What is required:
Look through the records, and whenever a line includes the word "text", copy it.

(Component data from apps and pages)
===============

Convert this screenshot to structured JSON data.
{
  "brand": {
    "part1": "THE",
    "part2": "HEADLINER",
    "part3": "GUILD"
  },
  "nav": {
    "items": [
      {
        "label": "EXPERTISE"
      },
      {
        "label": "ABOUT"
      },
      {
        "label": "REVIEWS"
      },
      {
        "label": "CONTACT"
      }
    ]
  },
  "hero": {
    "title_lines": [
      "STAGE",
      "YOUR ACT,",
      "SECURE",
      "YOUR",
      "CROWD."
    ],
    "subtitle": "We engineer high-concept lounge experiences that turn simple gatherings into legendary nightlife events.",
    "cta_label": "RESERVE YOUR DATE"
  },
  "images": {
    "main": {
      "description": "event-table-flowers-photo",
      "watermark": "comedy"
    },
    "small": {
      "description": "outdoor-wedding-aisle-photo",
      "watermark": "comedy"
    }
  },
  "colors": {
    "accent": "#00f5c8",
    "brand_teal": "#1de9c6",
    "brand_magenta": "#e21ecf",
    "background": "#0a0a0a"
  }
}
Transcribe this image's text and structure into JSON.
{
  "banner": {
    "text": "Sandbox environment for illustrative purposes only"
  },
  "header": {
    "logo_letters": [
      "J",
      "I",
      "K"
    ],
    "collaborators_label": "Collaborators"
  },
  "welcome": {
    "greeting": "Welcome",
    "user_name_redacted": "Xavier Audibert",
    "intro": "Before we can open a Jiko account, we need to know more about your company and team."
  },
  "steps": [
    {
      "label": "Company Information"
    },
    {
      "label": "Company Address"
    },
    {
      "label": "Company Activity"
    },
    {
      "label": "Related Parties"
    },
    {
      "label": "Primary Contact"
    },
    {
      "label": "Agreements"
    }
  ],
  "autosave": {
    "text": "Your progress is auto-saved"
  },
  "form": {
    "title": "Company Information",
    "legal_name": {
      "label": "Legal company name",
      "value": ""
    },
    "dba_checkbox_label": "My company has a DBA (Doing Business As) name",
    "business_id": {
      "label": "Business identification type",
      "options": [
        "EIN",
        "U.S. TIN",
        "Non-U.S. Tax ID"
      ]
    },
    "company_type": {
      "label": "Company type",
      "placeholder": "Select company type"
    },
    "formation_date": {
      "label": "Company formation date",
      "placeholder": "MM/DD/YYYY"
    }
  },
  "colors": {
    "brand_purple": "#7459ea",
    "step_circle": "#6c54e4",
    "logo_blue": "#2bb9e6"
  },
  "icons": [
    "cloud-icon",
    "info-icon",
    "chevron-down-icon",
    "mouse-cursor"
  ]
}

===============

Solution to this exercise:
Transcribe this image's text and structure into JSON.
    "text": "Sandbox environment for illustrative purposes only"
    "text": "Your progress is auto-saved"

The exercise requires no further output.